I thought a lot about this parable…about this guy who is fired for being a poor manager…this guy who then proceeds to continue doing the exact same thing that he was fired for…poor management of his master’s property…this guy who is commended for being crafty and outsmarting other people to benefit himself…and I can’t make head’s or tails of it…and apparently neither can anyone else.
I read a lot of different commentaries on this passage and they pretty much all say the same thing. We hate this parable and we really don’t know what Jesus is saying here.
Who knows…maybe Jesus is being snarky…maybe he’s being sarcastic with this lesson…maybe he’s speaking tongue in cheek…but the more I read it…the more confused I get…and I’ve found myself asking over and over again “Lord…what are you trying to say?” (pause) and I find myself staring…with that blank stare.
I don’t know about you…but I find myself a little irritated by that…and maybe you find it a little frustrating too. After all…isn’t that why I went to seminary…to be able to interpret the Bible…to be able to understand what God is telling us through the scripture and then to be able to relate that on to others?  So what’s going on here? Am I just dropping the ball this week or what? (pause)
Or maybe…just maybe…God is intending a little different lesson this week. We have trouble understanding this passage…this particular teaching of Jesus…and you know what…this isn’t the other one. The Bible is chock full of stuff that I struggle to understand. Passages that are difficult…verses that seem to contradict each other. Stories that eat away at my conscience…the Bible…is a tough book…and the word of God, while wonderful…is also maddening at times isn’t it? (pause)

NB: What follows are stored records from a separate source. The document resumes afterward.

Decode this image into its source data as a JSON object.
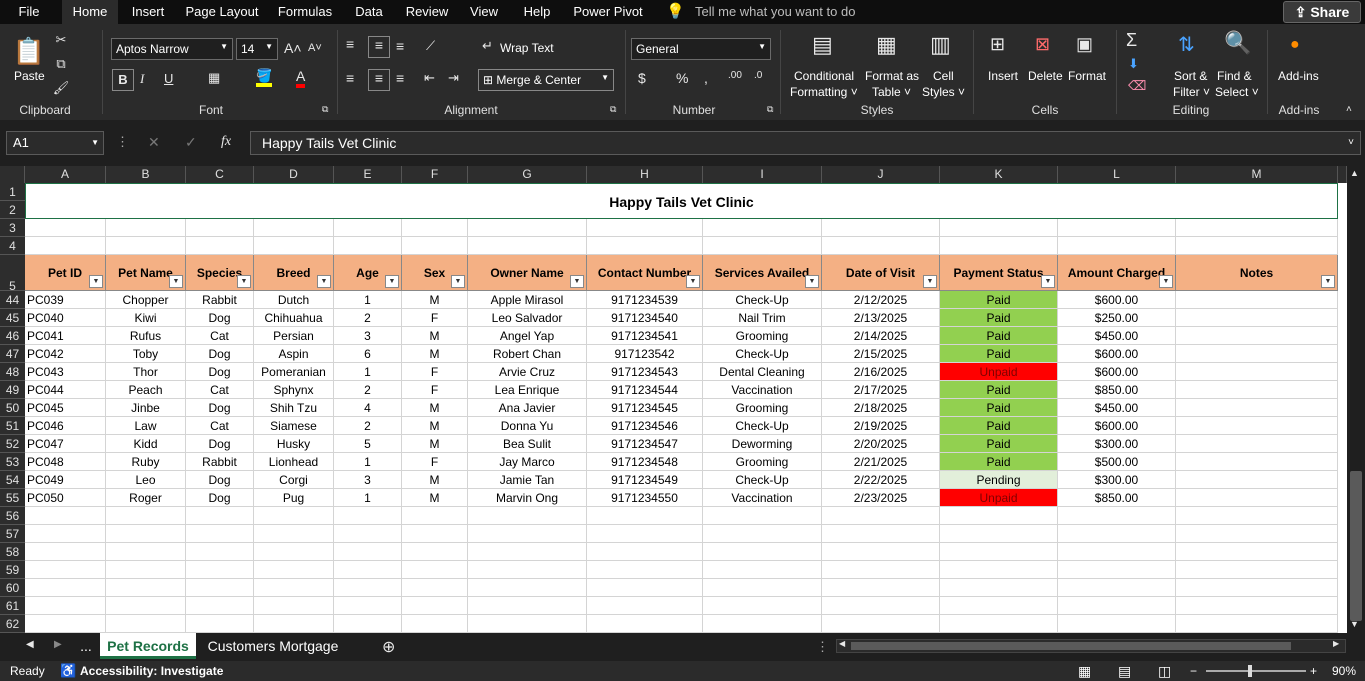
{
  "menu": {
    "items": [
      "File",
      "Home",
      "Insert",
      "Page Layout",
      "Formulas",
      "Data",
      "Review",
      "View",
      "Help",
      "Power Pivot"
    ],
    "tell_me": "Tell me what you want to do",
    "share": "Share"
  },
  "ribbon": {
    "clipboard": {
      "paste": "Paste",
      "label": "Clipboard"
    },
    "font": {
      "name": "Aptos Narrow",
      "size": "14",
      "label": "Font"
    },
    "alignment": {
      "wrap": "Wrap Text",
      "merge": "Merge & Center",
      "label": "Alignment"
    },
    "number": {
      "format": "General",
      "label": "Number"
    },
    "styles": {
      "cond1": "Conditional",
      "cond2": "Formatting",
      "fmt1": "Format as",
      "fmt2": "Table",
      "cell1": "Cell",
      "cell2": "Styles",
      "label": "Styles"
    },
    "cells": {
      "insert": "Insert",
      "delete": "Delete",
      "format": "Format",
      "label": "Cells"
    },
    "editing": {
      "sort1": "Sort &",
      "sort2": "Filter",
      "find1": "Find &",
      "find2": "Select",
      "label": "Editing"
    },
    "addins": {
      "btn": "Add-ins",
      "label": "Add-ins"
    }
  },
  "formula_bar": {
    "name_box": "A1",
    "formula": "Happy Tails Vet Clinic"
  },
  "columns": [
    "A",
    "B",
    "C",
    "D",
    "E",
    "F",
    "G",
    "H",
    "I",
    "J",
    "K",
    "L",
    "M"
  ],
  "title": "Happy Tails Vet Clinic",
  "headers": [
    "Pet ID",
    "Pet Name",
    "Species",
    "Breed",
    "Age",
    "Sex",
    "Owner Name",
    "Contact Number",
    "Services Availed",
    "Date of Visit",
    "Payment Status",
    "Amount Charged",
    "Notes"
  ],
  "rows": [
    {
      "rn": "44",
      "cells": [
        "PC039",
        "Chopper",
        "Rabbit",
        "Dutch",
        "1",
        "M",
        "Apple Mirasol",
        "9171234539",
        "Check-Up",
        "2/12/2025",
        "Paid",
        "$600.00",
        ""
      ]
    },
    {
      "rn": "45",
      "cells": [
        "PC040",
        "Kiwi",
        "Dog",
        "Chihuahua",
        "2",
        "F",
        "Leo Salvador",
        "9171234540",
        "Nail Trim",
        "2/13/2025",
        "Paid",
        "$250.00",
        ""
      ]
    },
    {
      "rn": "46",
      "cells": [
        "PC041",
        "Rufus",
        "Cat",
        "Persian",
        "3",
        "M",
        "Angel Yap",
        "9171234541",
        "Grooming",
        "2/14/2025",
        "Paid",
        "$450.00",
        ""
      ]
    },
    {
      "rn": "47",
      "cells": [
        "PC042",
        "Toby",
        "Dog",
        "Aspin",
        "6",
        "M",
        "Robert Chan",
        "917123542",
        "Check-Up",
        "2/15/2025",
        "Paid",
        "$600.00",
        ""
      ]
    },
    {
      "rn": "48",
      "cells": [
        "PC043",
        "Thor",
        "Dog",
        "Pomeranian",
        "1",
        "F",
        "Arvie Cruz",
        "9171234543",
        "Dental Cleaning",
        "2/16/2025",
        "Unpaid",
        "$600.00",
        ""
      ]
    },
    {
      "rn": "49",
      "cells": [
        "PC044",
        "Peach",
        "Cat",
        "Sphynx",
        "2",
        "F",
        "Lea Enrique",
        "9171234544",
        "Vaccination",
        "2/17/2025",
        "Paid",
        "$850.00",
        ""
      ]
    },
    {
      "rn": "50",
      "cells": [
        "PC045",
        "Jinbe",
        "Dog",
        "Shih Tzu",
        "4",
        "M",
        "Ana Javier",
        "9171234545",
        "Grooming",
        "2/18/2025",
        "Paid",
        "$450.00",
        ""
      ]
    },
    {
      "rn": "51",
      "cells": [
        "PC046",
        "Law",
        "Cat",
        "Siamese",
        "2",
        "M",
        "Donna Yu",
        "9171234546",
        "Check-Up",
        "2/19/2025",
        "Paid",
        "$600.00",
        ""
      ]
    },
    {
      "rn": "52",
      "cells": [
        "PC047",
        "Kidd",
        "Dog",
        "Husky",
        "5",
        "M",
        "Bea Sulit",
        "9171234547",
        "Deworming",
        "2/20/2025",
        "Paid",
        "$300.00",
        ""
      ]
    },
    {
      "rn": "53",
      "cells": [
        "PC048",
        "Ruby",
        "Rabbit",
        "Lionhead",
        "1",
        "F",
        "Jay Marco",
        "9171234548",
        "Grooming",
        "2/21/2025",
        "Paid",
        "$500.00",
        ""
      ]
    },
    {
      "rn": "54",
      "cells": [
        "PC049",
        "Leo",
        "Dog",
        "Corgi",
        "3",
        "M",
        "Jamie Tan",
        "9171234549",
        "Check-Up",
        "2/22/2025",
        "Pending",
        "$300.00",
        ""
      ]
    },
    {
      "rn": "55",
      "cells": [
        "PC050",
        "Roger",
        "Dog",
        "Pug",
        "1",
        "M",
        "Marvin Ong",
        "9171234550",
        "Vaccination",
        "2/23/2025",
        "Unpaid",
        "$850.00",
        ""
      ]
    }
  ],
  "top_rows": [
    "1",
    "2",
    "3",
    "4",
    "5"
  ],
  "empty_rows": [
    "56",
    "57",
    "58",
    "59",
    "60",
    "61",
    "62"
  ],
  "status_colors": {
    "Paid": "#92d050",
    "Unpaid": "#ff0000",
    "Pending": "#e2efda"
  },
  "sheets": {
    "more": "...",
    "active": "Pet Records",
    "other": "Customers Mortgage"
  },
  "statusbar": {
    "ready": "Ready",
    "accessibility": "Accessibility: Investigate",
    "zoom": "90%"
  }
}
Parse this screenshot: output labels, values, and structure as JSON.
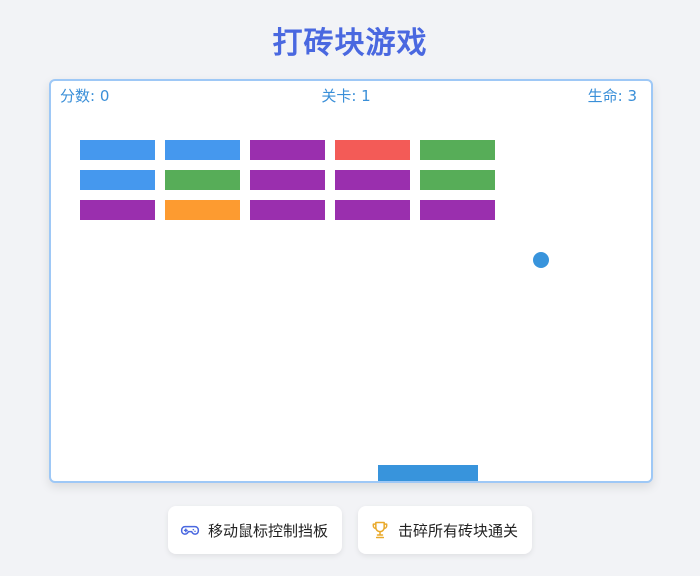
{
  "title": "打砖块游戏",
  "hud": {
    "score_label": "分数: 0",
    "level_label": "关卡: 1",
    "lives_label": "生命: 3"
  },
  "bricks": {
    "rows": [
      [
        "blue",
        "blue",
        "purple",
        "red",
        "green"
      ],
      [
        "blue",
        "green",
        "purple",
        "purple",
        "green"
      ],
      [
        "purple",
        "orange",
        "purple",
        "purple",
        "purple"
      ]
    ]
  },
  "colors": {
    "blue": "#4598ee",
    "purple": "#9a2fae",
    "red": "#f35b57",
    "green": "#57ad58",
    "orange": "#fd9b30",
    "accent": "#4a68e0",
    "ball": "#3894dc",
    "paddle": "#3894dc",
    "gamepad_icon": "#4a68e0",
    "trophy_icon": "#e9a92a"
  },
  "tips": [
    {
      "icon": "gamepad-icon",
      "label": "移动鼠标控制挡板"
    },
    {
      "icon": "trophy-icon",
      "label": "击碎所有砖块通关"
    }
  ]
}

And I think when we are honest with ourselves…we find ourselves in the same boat as the individuals that were sitting there that day…listening to Jesus speak and wondering just what the heck he’s talking about. Even the 12 disciples experienced it.
They experienced the confusion because of 2 things…the first is that God goes WAY beyond our limited understanding. WAY BEYOND…God’s not unlike the game of golf in that respect…the second you think you’ve got something figured out…you don’t…and that frustrating truth is simply an symptom of the second reason that we get confused…because life…life as we know it…life tainted and warped by the sinful reality that we live in…is quite literally…one giant mess.
Life is messy. Because there are no rules to life. The second we think that there’s a rule to adheres to every aspect of life universally…we’re wrong. There are no certainties…although if you’re anything like me, when I say that your mind instantly goes to that old saying the only sure things in life are death and taxes. Well…sorry…not even those work. You don’t have to pay your taxes. It’s unwise not to…but you don’t have to…there’s always prison.  And death…well…the good news is…that Jesus changed that one too. (pause)
So my friends…I stand before you today…and I wish I had some miraculous insight into today’s story…some way to explain why Jesus tells this parable…about what it means…but I don’t. I find it just as confusing as you do…and if you have any insight then I’d love to hear it.
But I will tell you this…if you hear today’s story and you find yourself confused…staring blankly…well…you’re in good company…because even Jesus’ closest followers had to ask him what he was talking about pretty regularly.
And even though Jesus, in his full humanity…might have found himself frustrated with the lack of understanding…and maybe, just maybe got a little snarky from time to time…we can still take joy in knowing that God loves us enough to break into this messy reality we call life…and we can take joy in knowing that NOTHING in all creation can separate us from that amazing Love of God in Christ Jesus…even in those times when we don’t understand it. Amen.